I saw the red and blue lights in my rear-view mirror. Uh oh... I was speeding, admittedly, but inadvertently. I was engrossed in a good conversation with my passenger and frankly was not paying close attention to my speed. True confessions.
I have many good friends in law enforcement, and I was even an acting police chief for a few months, but to this day, when I see those flashing lights in my mirror I get a pit in my stomach. Hmm … maybe it’s the residual emotional trauma from my adolescent years when I decided to test the rules of the road — so much in fact that the judge chose to take my license away for 90 days so I could reflect and perhaps gain a new perspective on the privilege of driving in Colorado. It worked — I’m still in counseling though.
When the Colorado State Patrol officer pulled me over this time, the first thing he said (respectfully), when he got to my car was, “What, are you going to a fire”? My first thoughts were: “How did he know I was a firefighter? My car is not marked.”

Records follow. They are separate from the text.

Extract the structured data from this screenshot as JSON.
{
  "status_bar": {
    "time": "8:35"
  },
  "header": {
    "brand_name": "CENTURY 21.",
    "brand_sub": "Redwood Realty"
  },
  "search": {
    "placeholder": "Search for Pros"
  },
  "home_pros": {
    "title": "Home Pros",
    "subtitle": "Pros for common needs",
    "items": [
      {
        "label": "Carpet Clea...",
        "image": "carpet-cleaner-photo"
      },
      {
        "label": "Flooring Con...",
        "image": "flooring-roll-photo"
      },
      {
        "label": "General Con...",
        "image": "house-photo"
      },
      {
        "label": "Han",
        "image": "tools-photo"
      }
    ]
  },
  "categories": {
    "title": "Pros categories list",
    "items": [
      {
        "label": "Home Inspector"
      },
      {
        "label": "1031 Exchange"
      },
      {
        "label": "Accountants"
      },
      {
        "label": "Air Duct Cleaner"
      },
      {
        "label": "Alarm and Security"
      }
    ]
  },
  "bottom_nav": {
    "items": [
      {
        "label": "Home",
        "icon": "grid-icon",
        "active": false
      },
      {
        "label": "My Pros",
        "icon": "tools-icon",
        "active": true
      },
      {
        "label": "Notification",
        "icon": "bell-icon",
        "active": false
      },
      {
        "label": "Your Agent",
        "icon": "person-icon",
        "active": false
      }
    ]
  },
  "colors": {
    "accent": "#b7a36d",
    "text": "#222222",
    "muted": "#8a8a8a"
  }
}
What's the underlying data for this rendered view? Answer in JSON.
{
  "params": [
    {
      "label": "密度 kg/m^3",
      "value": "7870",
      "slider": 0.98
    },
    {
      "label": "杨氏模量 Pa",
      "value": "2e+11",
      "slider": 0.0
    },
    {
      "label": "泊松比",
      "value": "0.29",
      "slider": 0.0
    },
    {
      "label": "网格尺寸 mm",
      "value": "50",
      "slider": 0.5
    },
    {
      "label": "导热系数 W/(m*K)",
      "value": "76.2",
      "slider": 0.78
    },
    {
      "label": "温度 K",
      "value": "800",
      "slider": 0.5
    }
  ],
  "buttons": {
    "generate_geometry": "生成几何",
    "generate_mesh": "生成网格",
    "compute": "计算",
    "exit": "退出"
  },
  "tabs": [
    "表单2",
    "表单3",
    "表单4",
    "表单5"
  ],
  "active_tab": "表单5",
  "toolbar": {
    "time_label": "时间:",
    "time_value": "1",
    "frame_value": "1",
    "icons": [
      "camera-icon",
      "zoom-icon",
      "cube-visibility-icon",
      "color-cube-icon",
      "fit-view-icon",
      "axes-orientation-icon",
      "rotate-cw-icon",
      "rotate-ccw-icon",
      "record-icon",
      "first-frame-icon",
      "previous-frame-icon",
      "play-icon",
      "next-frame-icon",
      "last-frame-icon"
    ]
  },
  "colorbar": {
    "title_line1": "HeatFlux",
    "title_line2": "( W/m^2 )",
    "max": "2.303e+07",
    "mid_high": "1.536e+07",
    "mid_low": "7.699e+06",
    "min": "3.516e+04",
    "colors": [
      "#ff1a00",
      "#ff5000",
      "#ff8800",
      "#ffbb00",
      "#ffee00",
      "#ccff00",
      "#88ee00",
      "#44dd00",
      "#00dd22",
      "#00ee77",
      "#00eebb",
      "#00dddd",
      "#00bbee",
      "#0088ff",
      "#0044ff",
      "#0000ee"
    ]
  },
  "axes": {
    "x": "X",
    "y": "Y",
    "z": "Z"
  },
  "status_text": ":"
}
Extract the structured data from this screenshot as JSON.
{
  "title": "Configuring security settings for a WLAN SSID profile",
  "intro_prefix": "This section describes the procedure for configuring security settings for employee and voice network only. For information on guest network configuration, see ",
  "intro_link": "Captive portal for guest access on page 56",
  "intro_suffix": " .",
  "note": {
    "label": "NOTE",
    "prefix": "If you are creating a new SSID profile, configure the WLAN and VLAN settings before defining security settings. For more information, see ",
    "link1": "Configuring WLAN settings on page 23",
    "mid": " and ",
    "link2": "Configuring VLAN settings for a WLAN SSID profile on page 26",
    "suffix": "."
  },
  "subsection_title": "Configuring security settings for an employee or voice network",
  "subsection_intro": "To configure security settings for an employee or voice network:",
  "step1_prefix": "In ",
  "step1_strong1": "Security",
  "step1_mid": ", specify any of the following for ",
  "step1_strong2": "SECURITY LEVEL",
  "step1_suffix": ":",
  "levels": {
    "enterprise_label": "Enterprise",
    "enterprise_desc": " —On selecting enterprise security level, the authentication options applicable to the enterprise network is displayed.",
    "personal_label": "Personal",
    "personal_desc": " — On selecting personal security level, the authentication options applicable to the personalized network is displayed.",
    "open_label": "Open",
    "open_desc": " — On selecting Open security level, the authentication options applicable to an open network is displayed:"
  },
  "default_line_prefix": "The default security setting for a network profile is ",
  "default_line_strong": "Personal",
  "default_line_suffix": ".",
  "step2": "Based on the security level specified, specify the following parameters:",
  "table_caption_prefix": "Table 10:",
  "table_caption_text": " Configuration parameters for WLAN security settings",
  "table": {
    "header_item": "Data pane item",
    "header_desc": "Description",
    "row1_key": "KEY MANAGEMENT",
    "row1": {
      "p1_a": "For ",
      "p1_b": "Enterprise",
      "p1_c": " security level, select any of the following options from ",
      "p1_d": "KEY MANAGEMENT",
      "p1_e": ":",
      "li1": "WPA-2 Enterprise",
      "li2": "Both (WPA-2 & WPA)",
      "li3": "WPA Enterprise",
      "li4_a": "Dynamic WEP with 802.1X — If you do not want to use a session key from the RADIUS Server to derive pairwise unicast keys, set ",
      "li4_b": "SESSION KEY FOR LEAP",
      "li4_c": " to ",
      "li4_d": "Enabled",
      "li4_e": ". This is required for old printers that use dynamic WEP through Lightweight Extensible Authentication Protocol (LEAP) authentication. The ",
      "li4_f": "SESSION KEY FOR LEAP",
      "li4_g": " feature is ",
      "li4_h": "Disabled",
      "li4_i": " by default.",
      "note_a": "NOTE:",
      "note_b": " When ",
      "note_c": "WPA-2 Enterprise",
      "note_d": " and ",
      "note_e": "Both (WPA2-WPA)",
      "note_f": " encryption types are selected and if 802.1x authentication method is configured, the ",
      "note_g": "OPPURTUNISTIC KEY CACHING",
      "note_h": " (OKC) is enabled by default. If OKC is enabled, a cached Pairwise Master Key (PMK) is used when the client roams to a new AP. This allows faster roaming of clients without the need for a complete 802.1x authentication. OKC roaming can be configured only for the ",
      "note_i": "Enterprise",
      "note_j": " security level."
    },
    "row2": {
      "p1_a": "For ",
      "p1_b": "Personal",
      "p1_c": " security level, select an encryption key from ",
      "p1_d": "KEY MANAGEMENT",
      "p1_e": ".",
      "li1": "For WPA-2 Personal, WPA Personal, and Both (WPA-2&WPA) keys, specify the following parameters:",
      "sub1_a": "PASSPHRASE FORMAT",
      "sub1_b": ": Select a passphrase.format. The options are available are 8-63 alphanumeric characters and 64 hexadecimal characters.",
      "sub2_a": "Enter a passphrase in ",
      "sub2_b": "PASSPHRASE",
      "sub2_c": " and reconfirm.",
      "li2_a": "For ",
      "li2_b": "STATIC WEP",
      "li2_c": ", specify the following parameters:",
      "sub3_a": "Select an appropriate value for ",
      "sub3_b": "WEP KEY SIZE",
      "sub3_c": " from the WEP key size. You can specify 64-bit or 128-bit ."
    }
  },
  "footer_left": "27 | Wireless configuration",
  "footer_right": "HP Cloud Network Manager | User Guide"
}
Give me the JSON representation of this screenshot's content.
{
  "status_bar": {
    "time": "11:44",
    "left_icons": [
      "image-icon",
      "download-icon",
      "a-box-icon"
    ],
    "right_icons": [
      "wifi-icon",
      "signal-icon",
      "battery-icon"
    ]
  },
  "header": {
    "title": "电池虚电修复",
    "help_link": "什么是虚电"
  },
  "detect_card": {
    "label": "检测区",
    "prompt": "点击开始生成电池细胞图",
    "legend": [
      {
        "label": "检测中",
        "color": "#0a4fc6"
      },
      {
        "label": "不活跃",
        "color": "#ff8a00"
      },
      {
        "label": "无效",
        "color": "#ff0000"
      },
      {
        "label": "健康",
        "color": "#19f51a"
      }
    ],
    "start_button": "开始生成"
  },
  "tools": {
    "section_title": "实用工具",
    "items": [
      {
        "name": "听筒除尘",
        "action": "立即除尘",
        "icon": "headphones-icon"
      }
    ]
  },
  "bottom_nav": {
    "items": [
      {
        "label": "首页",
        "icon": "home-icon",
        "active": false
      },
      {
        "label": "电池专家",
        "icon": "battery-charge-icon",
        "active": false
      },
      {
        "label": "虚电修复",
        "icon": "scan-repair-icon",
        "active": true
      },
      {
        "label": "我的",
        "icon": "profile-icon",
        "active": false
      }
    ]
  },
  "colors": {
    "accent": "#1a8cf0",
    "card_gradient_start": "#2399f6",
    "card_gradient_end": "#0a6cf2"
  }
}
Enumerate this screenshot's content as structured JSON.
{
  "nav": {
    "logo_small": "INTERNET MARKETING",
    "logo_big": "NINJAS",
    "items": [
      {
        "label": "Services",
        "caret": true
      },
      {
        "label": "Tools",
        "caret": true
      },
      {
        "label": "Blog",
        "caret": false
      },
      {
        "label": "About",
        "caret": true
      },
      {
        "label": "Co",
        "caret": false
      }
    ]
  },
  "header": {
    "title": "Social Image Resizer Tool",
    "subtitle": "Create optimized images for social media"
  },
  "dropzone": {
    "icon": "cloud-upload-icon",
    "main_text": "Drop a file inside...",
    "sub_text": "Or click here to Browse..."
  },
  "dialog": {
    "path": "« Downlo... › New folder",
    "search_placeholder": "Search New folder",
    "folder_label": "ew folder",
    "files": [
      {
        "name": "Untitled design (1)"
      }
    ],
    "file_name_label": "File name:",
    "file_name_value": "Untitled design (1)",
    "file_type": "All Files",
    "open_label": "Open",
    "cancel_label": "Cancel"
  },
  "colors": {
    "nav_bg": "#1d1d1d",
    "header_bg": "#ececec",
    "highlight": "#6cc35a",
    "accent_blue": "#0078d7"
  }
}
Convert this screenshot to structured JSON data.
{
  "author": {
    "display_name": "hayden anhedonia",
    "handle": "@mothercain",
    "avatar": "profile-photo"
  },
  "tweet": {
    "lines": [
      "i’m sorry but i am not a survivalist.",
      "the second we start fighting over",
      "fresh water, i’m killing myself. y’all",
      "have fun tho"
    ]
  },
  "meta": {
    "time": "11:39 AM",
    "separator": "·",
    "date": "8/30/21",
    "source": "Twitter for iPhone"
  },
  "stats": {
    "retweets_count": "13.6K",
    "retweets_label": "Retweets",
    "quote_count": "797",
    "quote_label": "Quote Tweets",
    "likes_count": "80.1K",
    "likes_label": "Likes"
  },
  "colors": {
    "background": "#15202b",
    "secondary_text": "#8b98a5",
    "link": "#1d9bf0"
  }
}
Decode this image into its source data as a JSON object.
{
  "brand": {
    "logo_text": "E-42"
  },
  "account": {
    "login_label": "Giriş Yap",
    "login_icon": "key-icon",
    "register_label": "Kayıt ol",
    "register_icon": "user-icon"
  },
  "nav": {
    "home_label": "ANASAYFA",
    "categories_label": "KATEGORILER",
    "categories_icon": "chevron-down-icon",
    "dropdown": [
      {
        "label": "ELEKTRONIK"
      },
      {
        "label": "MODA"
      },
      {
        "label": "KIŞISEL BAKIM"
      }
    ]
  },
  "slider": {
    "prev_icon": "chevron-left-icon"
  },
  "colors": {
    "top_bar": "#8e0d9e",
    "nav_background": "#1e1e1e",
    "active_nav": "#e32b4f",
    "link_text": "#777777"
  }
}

“Does he say that to everyone he stops for speeding ... I could probably get out of this one if there was actually a fire to go to. I am the fire chief after all.”
I could think of plenty of excuses, but that’s just it – they were clumsy excuses, and, my adult son was with me. It’s never too late to set an example by owning your own stuff. Busted.
Excuses. The cops hear them all. My friend Kurt Mulson, a cop, wrote a book on the stories they experience and excuses they hear every day when they stop someone for speeding. He gave me permission to share a few favorites, including: “I was going uphill; I’m on vacation; It’s a rental car; the other cars were speeding; the road conditions were bad so I was trying to get home quicker; my brother is a cop; my sister is a cop; my dad is a cop; I want to be a cop; my sunglasses were too dark so I couldn’t see the speedometer; I was trying to show my kid just how good of a driver I am at high speed (can’t believe that one didn’t work); I know I was speeding, but I have my seat belt on so it’s OK (another good one).”
Everyone has an excuse, but none of them (except the teaching your kid one) are anymore than an attempt to avoid guilt, and maybe get off free. Of course, some of the best (worst) excuses, with the most devastating consequences, are from intoxicated drivers, such as: “I’m drunk, but I don’t like to ride the bus because there are too many drunks; I’m not drunk, I’m stoned; I just wanted to see if I could get home without getting caught by the cops; I know how to compensate when I’m drunk, especially when I’m driving … I’m a professional; I was too drunk to walk.”
I made a decision not long after I lost my license at 17, that I would make no more excuses (for speeding that is) and just take my due punishment. Fortunately I don’t get stopped a lot, but the whole truth thing is cathartic. Will it save you from getting a ticket? Don’t know, but try it. If nothing else you will drive away knowing you really did teach your kid something.
I don’t write this column to admonish, although you may think that’s what this is. It’s just to get you to think about truth, and how ludicrous it sounds to hear all the excuses we use. Or, it could be that I’m still feeling a bit raw about one of our fire engines getting hit on I-70, by a car going too fast for the conditions. A firefighter could have lost his life – it was that close. Not sure what the excuse was, but I would have felt better if it was something like: “I made a mistake. I was going too fast. I was not paying attention. I could have killed someone. This has changed my perspective,”
People do make mistakes, and most of the time, simple ownership of the mistake, rather than an excuse, is a salve that makes a world of difference. Own your own stuff.
I was asked recently how well we (cops, firefighters, paramedics and dispatchers) get along. The truth is, the verbal jabbing is incessant. Always has been. Cops think that all firefighters do is watch TV. Firefighters think all the cops do is eat donuts. Paramedics seem to have the good sense to stay out of it, happy to just save lives and push drugs – the legal, life-saving ones. Dispatchers listen, and then tell us where to go ...literally.
We respect each other. We fight with each other over budget. We love each other. We would die for each other. We jab. Firefighters aren’t crazy about a bad guys shooting at them. Cops don’t get the whole running into a burning building thing. Paramedics think we are both crazy. No matter the differences, firefighters, cops, paramedics and dispatchers all share something. It’s this profound, unexplainable affinity, a kindred spirit.
Still though, we jab. But, when it counts, and I mean really counts, we are there for each other, sharing the tears of tragedy, the celebrations of accomplishments, the laughter of excuses, promotions, a life saved, and, especially what goes far deeper than the superficial, external or obvious. The presumptuous boldness that we have each other’s backs — no matter what. Yep, nothing sweeter ... except for the donuts of course.